Moscow has dramatically increased the number of divisions and brigades in its Armed Forces even as it has reduced the total size of its uniformed personnel. The result, independent Russian military analyst Aleksandr Golts says, is the return of the “paper divisions” that were characteristic of the last years of the Soviet Union (Openmedia.io, December 20, 2018). In such Soviet units, officers were in place but not the enlisted men who would have the experience and unit cohesion to make the military an effective fighting force. Now, Golts continues, the situation is even worse because junior officers will be forced to work de facto as non-coms (non-commissioned officers) and soldiers will not have the opportunity to master increasingly high-tech weapons systems.
By the end of 2019, Moscow will have formed 40 new brigades and divisions while cutting the size of its military. Thereby, the kind of “paper divisions” that plagued the authorities in the past—units that sound impressive but in fact are hollow shells incapable of performing their tasks—are being created yet again, the analyst says. The reason this is happening, the military observer argues, is that Russia has entered a new cold war against the United States, whose military budget is almost 20 times the size of Russia’s. As a result, Moscow has no possibility of responding except by creating these “paper” units.
At the end-of-the-year meeting of the defense ministry collegium, a session that Vladimir Putin attended as the supreme commander, Russian efforts looked impressive: the military announced it had formed ten new brigades and divisions this year and plans to form another 11 in 2019, bringing the total of new units created since 2014 to about 40 (Mil.ru, December 18, 2018). But despite the formation of these new units, Golts points out, the size of the Russian Armed Forces “not only has not grown but is declining.” Since 2015, the number of professional soldiers has not increased; and the size of the draft quota in 2018 compared to the previous year was smaller by 14,000 men (Openmedia.io, December 20, 2018).
Like in Soviet times, these new units are being staffed by officers. “Such regiments and divisions formed 80 percent of the Russian army before the [former defense minister Anatoly] Serdyukov reforms; and they were absolutely incapable of performing their mission,” as anyone could see from the Chechen wars and the military conflict with Georgia.

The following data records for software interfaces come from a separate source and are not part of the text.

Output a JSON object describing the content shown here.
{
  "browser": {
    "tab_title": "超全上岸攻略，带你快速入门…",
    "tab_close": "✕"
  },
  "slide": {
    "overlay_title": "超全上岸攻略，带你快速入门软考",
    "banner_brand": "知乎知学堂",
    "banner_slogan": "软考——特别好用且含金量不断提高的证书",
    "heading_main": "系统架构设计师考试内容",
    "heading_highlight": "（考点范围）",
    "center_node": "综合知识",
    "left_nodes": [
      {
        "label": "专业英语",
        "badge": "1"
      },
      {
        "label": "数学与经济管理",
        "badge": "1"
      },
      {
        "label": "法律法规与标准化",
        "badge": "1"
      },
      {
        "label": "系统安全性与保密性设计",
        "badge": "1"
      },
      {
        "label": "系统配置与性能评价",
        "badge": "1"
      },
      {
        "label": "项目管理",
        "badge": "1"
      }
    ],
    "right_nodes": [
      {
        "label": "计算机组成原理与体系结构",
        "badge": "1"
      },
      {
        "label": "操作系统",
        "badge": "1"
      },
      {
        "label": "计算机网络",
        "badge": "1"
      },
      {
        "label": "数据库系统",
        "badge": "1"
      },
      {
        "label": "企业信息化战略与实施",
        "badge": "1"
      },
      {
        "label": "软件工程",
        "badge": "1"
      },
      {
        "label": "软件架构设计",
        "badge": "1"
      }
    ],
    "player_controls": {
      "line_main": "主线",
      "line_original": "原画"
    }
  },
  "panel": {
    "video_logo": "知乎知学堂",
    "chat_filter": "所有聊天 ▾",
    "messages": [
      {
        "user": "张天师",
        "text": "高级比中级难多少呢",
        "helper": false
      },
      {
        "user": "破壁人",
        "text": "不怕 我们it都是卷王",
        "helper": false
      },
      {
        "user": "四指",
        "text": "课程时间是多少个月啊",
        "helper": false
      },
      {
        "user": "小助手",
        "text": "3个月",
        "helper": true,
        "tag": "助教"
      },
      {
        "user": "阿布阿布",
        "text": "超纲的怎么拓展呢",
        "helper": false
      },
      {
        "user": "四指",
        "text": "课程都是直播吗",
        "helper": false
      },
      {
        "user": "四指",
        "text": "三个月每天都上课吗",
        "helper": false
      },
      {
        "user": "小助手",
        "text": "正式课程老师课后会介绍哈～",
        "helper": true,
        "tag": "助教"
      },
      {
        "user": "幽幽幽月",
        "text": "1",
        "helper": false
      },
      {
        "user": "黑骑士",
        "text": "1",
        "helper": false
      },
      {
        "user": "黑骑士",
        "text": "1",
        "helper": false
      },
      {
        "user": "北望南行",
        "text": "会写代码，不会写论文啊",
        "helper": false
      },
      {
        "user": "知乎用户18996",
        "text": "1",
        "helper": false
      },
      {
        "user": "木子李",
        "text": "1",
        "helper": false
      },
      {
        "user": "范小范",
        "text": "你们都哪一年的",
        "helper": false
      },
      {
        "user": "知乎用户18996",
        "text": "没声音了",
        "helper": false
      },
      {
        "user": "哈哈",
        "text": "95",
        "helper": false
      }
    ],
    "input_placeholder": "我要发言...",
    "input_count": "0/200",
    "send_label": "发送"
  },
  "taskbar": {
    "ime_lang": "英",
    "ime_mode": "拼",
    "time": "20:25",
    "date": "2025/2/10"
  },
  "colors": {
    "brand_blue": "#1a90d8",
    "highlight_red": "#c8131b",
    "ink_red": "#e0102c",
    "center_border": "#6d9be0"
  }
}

Despite that failed past, “now ‘paper divisions’ evidently are returning. And with them low military preparedness,” Golts continues.
But that is hardly the only problem that the December meeting called attention to. Defense Minister Sergei Shoigu spoke about having met all his plans for rearming the military. But a comparison of his promises from a year ago with what he is saying now shows that this has not happened. “In 2018,” Golts says, “the forces were supposed to receive 203 planes and helicopters.” In fact, they obtained 126. Long-range aviation was supposed to acquire six new planes; it received five. The navy was supposed to gain 35 new ships; it took possession of only 25. Promised refittings were delayed. And so, “in the best case,” the Russian military fulfilled only about 70 percent of its goals.

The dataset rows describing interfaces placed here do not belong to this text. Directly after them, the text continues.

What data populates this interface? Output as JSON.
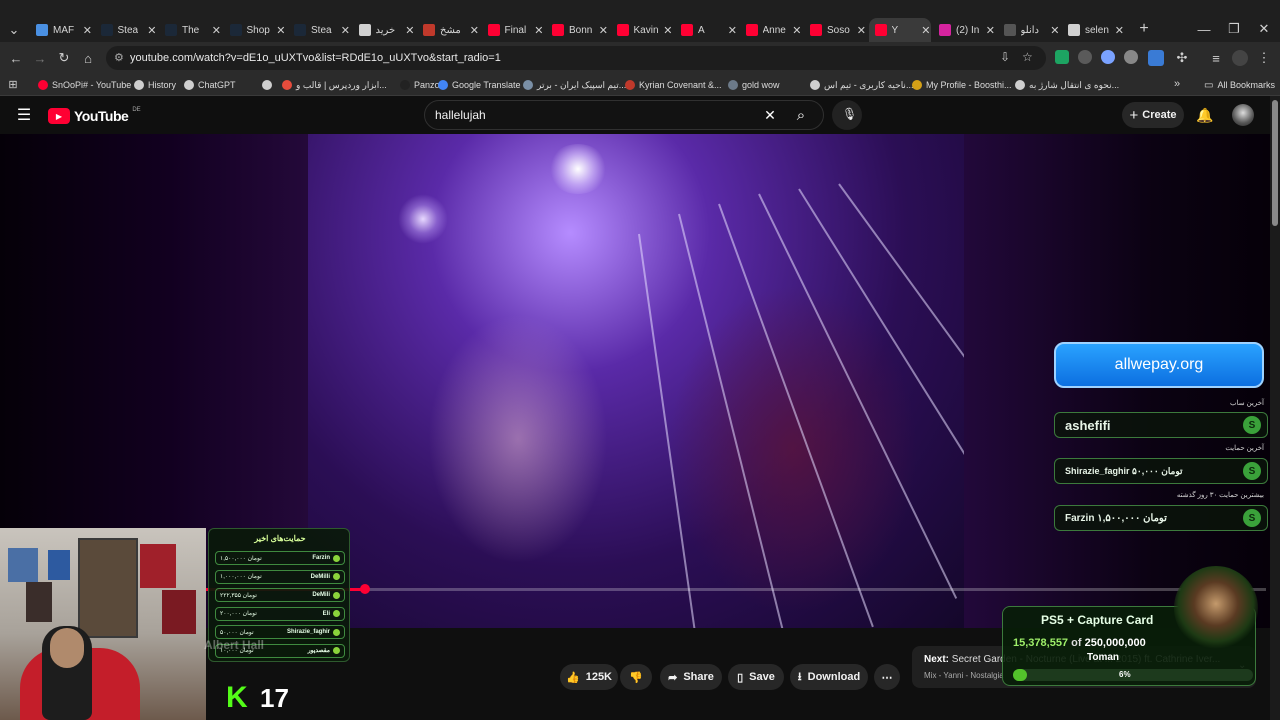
{
  "browser": {
    "tabs": [
      {
        "label": "MAF",
        "color": "#4a90e2"
      },
      {
        "label": "Stea",
        "color": "#1b2838"
      },
      {
        "label": "The",
        "color": "#1b2838"
      },
      {
        "label": "Shop",
        "color": "#1b2838"
      },
      {
        "label": "Stea",
        "color": "#1b2838"
      },
      {
        "label": "خرید",
        "color": "#d0d0d0"
      },
      {
        "label": "مشخ",
        "color": "#c0392b"
      },
      {
        "label": "Final",
        "color": "#ff0033"
      },
      {
        "label": "Bonn",
        "color": "#ff0033"
      },
      {
        "label": "Kavin",
        "color": "#ff0033"
      },
      {
        "label": "A",
        "color": "#ff0033"
      },
      {
        "label": "Anne",
        "color": "#ff0033"
      },
      {
        "label": "Soso",
        "color": "#ff0033"
      },
      {
        "label": "Y",
        "color": "#ff0033"
      },
      {
        "label": "(2) In",
        "color": "#d6249f"
      },
      {
        "label": "دانلو",
        "color": "#555"
      },
      {
        "label": "selen",
        "color": "#d0d0d0"
      }
    ],
    "url": "youtube.com/watch?v=dE1o_uUXTvo&list=RDdE1o_uUXTvo&start_radio=1",
    "bookmarks": [
      {
        "label": "SnOoPi# - YouTube",
        "color": "#ff0033"
      },
      {
        "label": "History",
        "color": "#cfcfcf"
      },
      {
        "label": "ChatGPT",
        "color": "#cfcfcf"
      },
      {
        "label": "",
        "color": "#cfcfcf"
      },
      {
        "label": "ابزار وردپرس | قالب و...",
        "color": "#e74c3c"
      },
      {
        "label": "Panzoid",
        "color": "#222"
      },
      {
        "label": "Google Translate",
        "color": "#4285f4"
      },
      {
        "label": "تیم اسپیک ایران - برتر...",
        "color": "#7a8fa6"
      },
      {
        "label": "Kyrian Covenant &...",
        "color": "#c0392b"
      },
      {
        "label": "gold wow",
        "color": "#6c7a89"
      },
      {
        "label": "ناحیه کاربری - تیم اس...",
        "color": "#cfcfcf"
      },
      {
        "label": "My Profile - Boosthi...",
        "color": "#d4a017"
      },
      {
        "label": "نحوه ی انتقال شارژ به...",
        "color": "#cfcfcf"
      }
    ],
    "all_bookmarks": "All Bookmarks"
  },
  "youtube": {
    "logo": "YouTube",
    "region": "DE",
    "search_value": "hallelujah",
    "create_label": "Create",
    "actions": {
      "likes": "125K",
      "share": "Share",
      "save": "Save",
      "download": "Download"
    },
    "next": {
      "label": "Next:",
      "title": "Secret Garden - Nocturne (Live at ... 2015) ft. Cathrine Iver...",
      "sub": "Mix - Yanni - Nostalgia"
    },
    "progress": 0.15
  },
  "overlay": {
    "allwepay": "allwepay.org",
    "latest_sub_label": "آخرین ساب",
    "latest_sub": "ashefifi",
    "latest_support_label": "آخرین حمایت",
    "latest_support": "Shirazie_faghir ۵۰,۰۰۰ تومان",
    "top_support_label": "بیشترین حمایت ۳۰ روز گذشته",
    "top_support": "Farzin ۱,۵۰۰,۰۰۰ تومان",
    "recent_title": "حمایت‌های اخیر",
    "recent": [
      {
        "name": "Farzin",
        "amount": "۱,۵۰۰,۰۰۰ تومان"
      },
      {
        "name": "DeMilli",
        "amount": "۱,۰۰۰,۰۰۰ تومان"
      },
      {
        "name": "DeMili",
        "amount": "۲۲۲,۳۵۵ تومان"
      },
      {
        "name": "Eli",
        "amount": "۲۰۰,۰۰۰ تومان"
      },
      {
        "name": "Shirazie_faghir",
        "amount": "۵۰,۰۰۰ تومان"
      },
      {
        "name": "مقصدپور",
        "amount": "۱۰,۰۰۰ تومان"
      }
    ],
    "watermark": "Albert Hall",
    "goal_title": "PS5 + Capture Card",
    "goal_current": "15,378,557",
    "goal_of": "of",
    "goal_target": "250,000,000",
    "goal_unit": "Toman",
    "goal_percent": "6%",
    "goal_progress": 0.06,
    "kick_logo": "K",
    "kick_count": "17"
  }
}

These shortcomings are probably why Putin and Shoigu are holding such high-level meetings so frequently: they cannot count on the system to meet its goals and so are moving to take direct hands-on control of the situation. But they, too, appear to be under some illusions about what is possible given budgets. And they still regularly talk about developing “miracle” weapons.

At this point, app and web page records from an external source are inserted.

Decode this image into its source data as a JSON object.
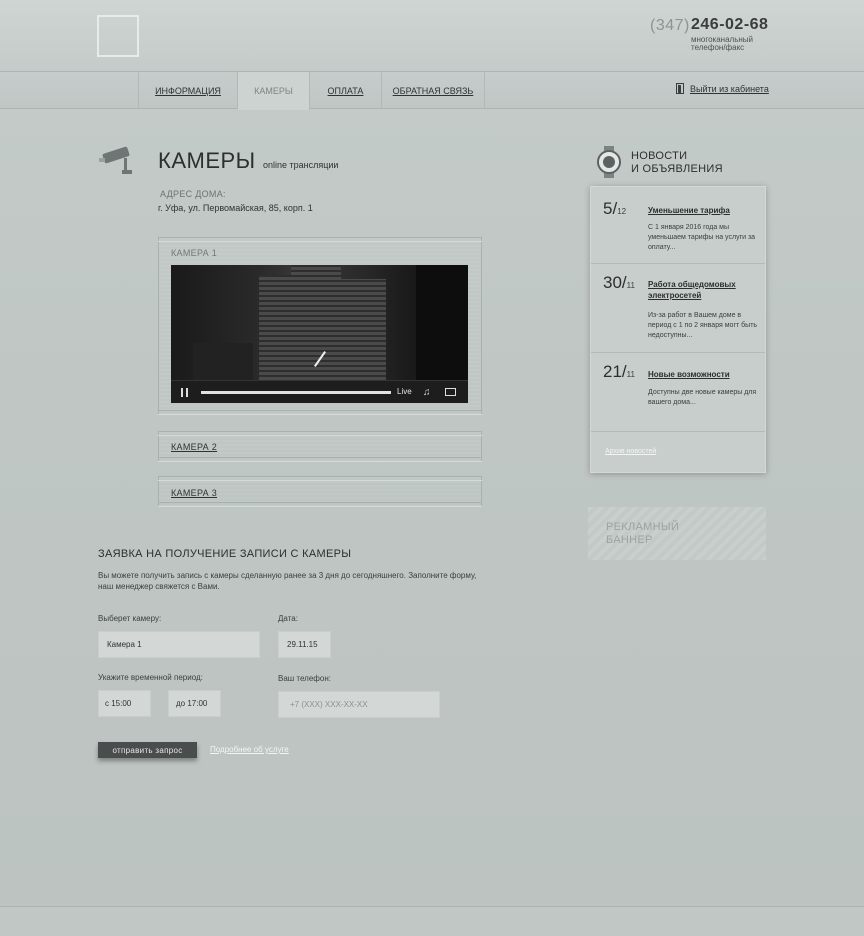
{
  "header": {
    "phone_code": "(347)",
    "phone_number": "246-02-68",
    "phone_note": "многоканальный телефон/факс"
  },
  "nav": {
    "items": [
      {
        "label": "ИНФОРМАЦИЯ"
      },
      {
        "label": "КАМЕРЫ"
      },
      {
        "label": "ОПЛАТА"
      },
      {
        "label": "ОБРАТНАЯ СВЯЗЬ"
      }
    ],
    "logout_label": "Выйти из кабинета"
  },
  "page": {
    "title": "КАМЕРЫ",
    "subtitle": "online трансляции",
    "address_label": "АДРЕС ДОМА:",
    "address_value": "г. Уфа, ул. Первомайская, 85, корп. 1"
  },
  "cameras": [
    {
      "label": "КАМЕРА 1"
    },
    {
      "label": "КАМЕРА 2"
    },
    {
      "label": "КАМЕРА 3"
    }
  ],
  "player": {
    "live_label": "Live",
    "icons": [
      "pause-icon",
      "volume-icon",
      "screen-icon"
    ]
  },
  "request": {
    "title": "ЗАЯВКА НА ПОЛУЧЕНИЕ ЗАПИСИ С КАМЕРЫ",
    "description": "Вы можете получить запись с камеры сделанную ранее за 3 дня до сегодняшнего. Заполните форму, наш менеджер свяжется с Вами.",
    "camera_label": "Выберет камеру:",
    "camera_value": "Камера 1",
    "date_label": "Дата:",
    "date_value": "29.11.15",
    "period_label": "Укажите временной период:",
    "from_value": "с 15:00",
    "to_value": "до 17:00",
    "phone_label": "Ваш телефон:",
    "phone_placeholder": "+7 (XXX) XXX-XX-XX",
    "submit_label": "отправить запрос",
    "more_link": "Подробнее об услуге"
  },
  "news": {
    "title_line1": "НОВОСТИ",
    "title_line2": "И ОБЪЯВЛЕНИЯ",
    "items": [
      {
        "day": "5/",
        "month": "12",
        "headline": "Уменьшение тарифа",
        "text": "С 1 января 2016 года мы уменьшаем тарифы на услуги за оплату..."
      },
      {
        "day": "30/",
        "month": "11",
        "headline": "Работа общедомовых электросетей",
        "text": "Из-за работ в Вашем доме в период с 1 по 2 января могт быть недоступны..."
      },
      {
        "day": "21/",
        "month": "11",
        "headline": "Новые возможности",
        "text": "Доступны две новые камеры для вашего дома..."
      }
    ],
    "archive_link": "Архив новостей"
  },
  "banner": {
    "line1": "РЕКЛАМНЫЙ",
    "line2": "БАННЕР"
  }
}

Golts points out that “the leader of the state is not required to know everything, but someone has told him some obvious nonsense.” The Kremlin leader appears to think that the United States wants out of the short- and intermediate-range missile restrictions—imposed by the bilateral Intermediate-Range Nuclear Forces (INF) Treaty—because of cruise missiles on ships and planes. However, that simply is not true. Rather, the US is concerned about Russia’s land-based 9M729 Novator system. Moscow has put more of them into operation because it is “much cheaper” to install land-based rather than air- or sea-based ones (Openmedia.io, December 20, 2018). Putin’s remarks about the INF during last month’s defense ministry collegium represent a confirmation of US charges rather than a refutation (TASS, December 18, 2018).
This meeting of the defense ministry collegium was clearly intended to give Russians “the certainty that their security is under reliable protection. I fear,” Golts concludes, that “for an attentive reader, the effect produced is just the opposite” (Openmedia.io, December 20, 2018).
All that said, one should not conclude that the creation of these new and under-equipped paper divisions will make the Russian military wholly ineffective—particularly not against forces of some of Russia’s smaller neighboring countries. But it is important to underscore that those who take Russian propaganda about its military buildup at face value are deceiving themselves—which is exactly what the Kremlin hopes for. The new hollowness of the Russian Armed Forces should encourage observers in the West to similarly question the hollowness of other Moscow claims, instead of falling into the trap that Putin and Shoigu have laid for them.